**Work to complete:** In the lines below, look for "Your". Copy each line where it appears.

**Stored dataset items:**

□ □ □ □ □

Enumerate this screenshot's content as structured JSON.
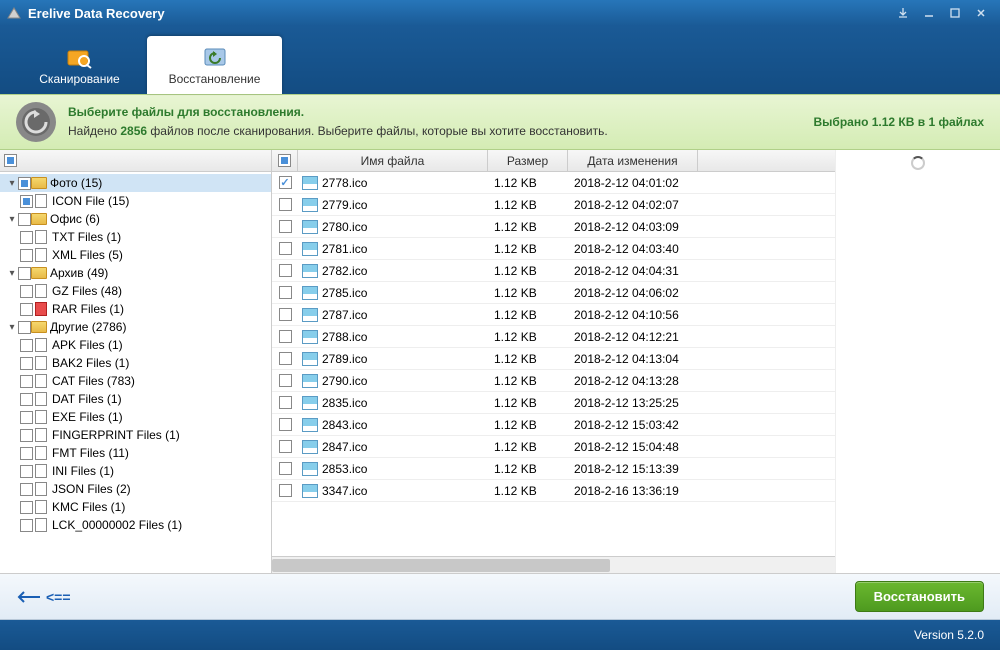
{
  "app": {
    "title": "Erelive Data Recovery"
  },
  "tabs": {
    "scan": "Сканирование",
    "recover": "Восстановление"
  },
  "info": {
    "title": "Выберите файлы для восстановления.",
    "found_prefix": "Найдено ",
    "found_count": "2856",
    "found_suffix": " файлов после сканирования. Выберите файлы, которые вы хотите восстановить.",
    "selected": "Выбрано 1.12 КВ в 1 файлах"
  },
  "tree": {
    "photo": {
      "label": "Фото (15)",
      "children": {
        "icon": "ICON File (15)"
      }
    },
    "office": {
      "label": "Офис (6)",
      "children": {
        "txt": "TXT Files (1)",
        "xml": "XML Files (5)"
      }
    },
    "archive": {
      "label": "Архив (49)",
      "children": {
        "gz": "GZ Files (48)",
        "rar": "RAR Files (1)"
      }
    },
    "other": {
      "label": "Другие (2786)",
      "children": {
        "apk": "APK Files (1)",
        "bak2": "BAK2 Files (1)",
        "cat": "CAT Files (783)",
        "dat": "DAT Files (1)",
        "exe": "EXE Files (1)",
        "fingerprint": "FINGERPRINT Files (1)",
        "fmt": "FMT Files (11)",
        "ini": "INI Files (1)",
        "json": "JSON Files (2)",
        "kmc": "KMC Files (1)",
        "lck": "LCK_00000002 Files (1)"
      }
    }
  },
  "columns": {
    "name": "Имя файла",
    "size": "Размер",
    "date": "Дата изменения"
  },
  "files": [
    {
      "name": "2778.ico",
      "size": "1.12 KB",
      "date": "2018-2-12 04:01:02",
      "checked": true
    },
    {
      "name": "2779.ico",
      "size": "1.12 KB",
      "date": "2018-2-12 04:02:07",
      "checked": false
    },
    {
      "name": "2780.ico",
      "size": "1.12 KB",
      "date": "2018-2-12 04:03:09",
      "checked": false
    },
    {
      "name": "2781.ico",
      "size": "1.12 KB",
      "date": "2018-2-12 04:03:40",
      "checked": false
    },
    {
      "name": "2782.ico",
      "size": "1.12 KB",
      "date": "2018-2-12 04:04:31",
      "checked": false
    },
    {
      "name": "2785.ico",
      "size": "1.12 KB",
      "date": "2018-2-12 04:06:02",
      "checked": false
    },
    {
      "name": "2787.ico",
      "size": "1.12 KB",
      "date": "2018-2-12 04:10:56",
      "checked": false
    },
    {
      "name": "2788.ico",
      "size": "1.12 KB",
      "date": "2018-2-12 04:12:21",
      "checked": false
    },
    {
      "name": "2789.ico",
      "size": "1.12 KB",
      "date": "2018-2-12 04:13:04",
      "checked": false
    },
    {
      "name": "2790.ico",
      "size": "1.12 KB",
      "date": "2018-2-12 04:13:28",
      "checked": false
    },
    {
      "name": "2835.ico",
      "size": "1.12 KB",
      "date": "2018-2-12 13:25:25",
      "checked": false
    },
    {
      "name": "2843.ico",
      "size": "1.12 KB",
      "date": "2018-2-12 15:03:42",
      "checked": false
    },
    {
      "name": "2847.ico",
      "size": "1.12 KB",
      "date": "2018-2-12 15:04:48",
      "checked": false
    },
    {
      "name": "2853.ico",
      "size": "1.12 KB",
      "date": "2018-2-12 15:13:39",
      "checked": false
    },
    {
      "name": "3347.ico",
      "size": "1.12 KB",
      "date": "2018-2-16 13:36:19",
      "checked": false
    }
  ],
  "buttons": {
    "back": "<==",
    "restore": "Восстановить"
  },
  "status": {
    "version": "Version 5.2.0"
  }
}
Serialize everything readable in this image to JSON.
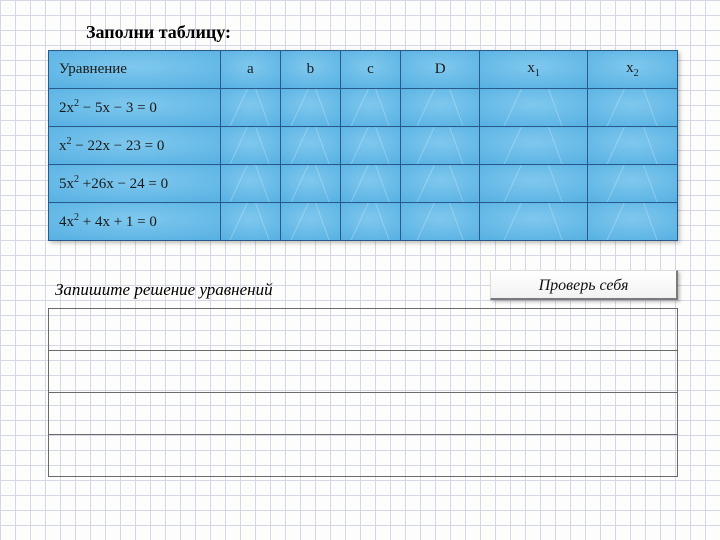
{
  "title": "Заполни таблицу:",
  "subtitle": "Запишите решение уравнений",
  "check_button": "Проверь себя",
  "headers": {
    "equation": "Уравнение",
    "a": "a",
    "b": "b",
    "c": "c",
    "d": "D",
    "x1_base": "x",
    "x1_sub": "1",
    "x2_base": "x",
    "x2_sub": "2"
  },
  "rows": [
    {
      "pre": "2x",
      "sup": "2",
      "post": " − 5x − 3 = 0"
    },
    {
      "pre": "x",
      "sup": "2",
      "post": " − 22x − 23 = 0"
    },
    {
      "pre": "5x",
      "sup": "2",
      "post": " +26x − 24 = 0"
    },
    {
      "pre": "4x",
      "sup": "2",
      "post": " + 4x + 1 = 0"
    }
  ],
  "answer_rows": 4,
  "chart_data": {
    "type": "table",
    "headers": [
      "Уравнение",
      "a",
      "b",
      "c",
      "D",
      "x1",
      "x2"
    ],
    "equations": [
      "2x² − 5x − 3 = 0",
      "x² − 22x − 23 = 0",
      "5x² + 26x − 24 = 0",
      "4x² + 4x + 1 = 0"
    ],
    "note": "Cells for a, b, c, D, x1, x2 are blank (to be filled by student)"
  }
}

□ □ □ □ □

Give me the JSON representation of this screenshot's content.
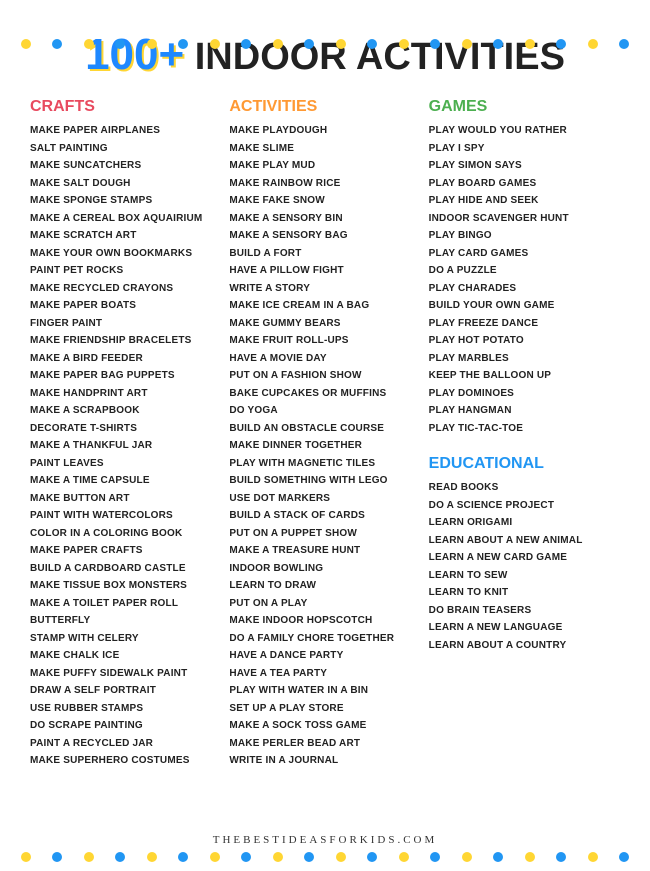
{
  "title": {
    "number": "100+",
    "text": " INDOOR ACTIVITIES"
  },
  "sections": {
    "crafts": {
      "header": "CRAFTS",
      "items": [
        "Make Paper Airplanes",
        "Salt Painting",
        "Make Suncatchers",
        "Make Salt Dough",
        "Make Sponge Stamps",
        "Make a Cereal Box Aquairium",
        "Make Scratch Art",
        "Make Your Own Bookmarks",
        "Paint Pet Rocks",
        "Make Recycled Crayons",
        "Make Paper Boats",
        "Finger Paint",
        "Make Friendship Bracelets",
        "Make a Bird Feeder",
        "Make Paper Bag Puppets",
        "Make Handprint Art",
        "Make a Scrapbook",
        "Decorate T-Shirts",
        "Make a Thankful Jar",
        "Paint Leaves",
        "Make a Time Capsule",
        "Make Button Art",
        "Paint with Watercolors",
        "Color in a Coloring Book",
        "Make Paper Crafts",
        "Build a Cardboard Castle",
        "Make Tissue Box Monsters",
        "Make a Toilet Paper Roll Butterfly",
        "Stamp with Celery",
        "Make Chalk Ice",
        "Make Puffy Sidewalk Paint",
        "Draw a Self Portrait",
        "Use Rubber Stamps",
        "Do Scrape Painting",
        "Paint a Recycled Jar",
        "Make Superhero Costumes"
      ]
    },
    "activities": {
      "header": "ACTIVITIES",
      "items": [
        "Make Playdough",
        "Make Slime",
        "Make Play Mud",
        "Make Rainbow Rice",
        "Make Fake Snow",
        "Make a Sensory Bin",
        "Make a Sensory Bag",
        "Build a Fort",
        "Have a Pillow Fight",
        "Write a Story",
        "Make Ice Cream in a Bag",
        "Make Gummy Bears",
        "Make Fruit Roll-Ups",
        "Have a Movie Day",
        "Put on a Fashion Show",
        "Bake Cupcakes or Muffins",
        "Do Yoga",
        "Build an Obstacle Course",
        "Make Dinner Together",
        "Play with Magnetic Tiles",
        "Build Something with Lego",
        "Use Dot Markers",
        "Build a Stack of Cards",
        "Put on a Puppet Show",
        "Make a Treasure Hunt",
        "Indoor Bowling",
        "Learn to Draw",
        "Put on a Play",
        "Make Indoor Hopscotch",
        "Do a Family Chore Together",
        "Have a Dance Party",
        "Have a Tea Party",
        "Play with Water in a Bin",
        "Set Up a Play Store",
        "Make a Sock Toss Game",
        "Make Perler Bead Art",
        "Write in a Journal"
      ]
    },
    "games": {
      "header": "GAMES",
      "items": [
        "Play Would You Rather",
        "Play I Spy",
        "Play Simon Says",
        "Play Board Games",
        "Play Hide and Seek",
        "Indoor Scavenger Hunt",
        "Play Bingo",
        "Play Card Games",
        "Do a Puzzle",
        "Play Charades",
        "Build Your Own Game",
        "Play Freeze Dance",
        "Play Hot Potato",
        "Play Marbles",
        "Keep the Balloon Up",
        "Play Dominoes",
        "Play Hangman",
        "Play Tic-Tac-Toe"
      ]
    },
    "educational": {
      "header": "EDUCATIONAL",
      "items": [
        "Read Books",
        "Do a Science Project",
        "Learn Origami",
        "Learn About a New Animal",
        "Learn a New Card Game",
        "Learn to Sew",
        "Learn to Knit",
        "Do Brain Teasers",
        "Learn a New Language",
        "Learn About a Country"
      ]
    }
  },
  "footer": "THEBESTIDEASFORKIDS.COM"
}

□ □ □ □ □

**Response to this task:**
        "Make Your Own Bookmarks",
        "Build Your Own Game",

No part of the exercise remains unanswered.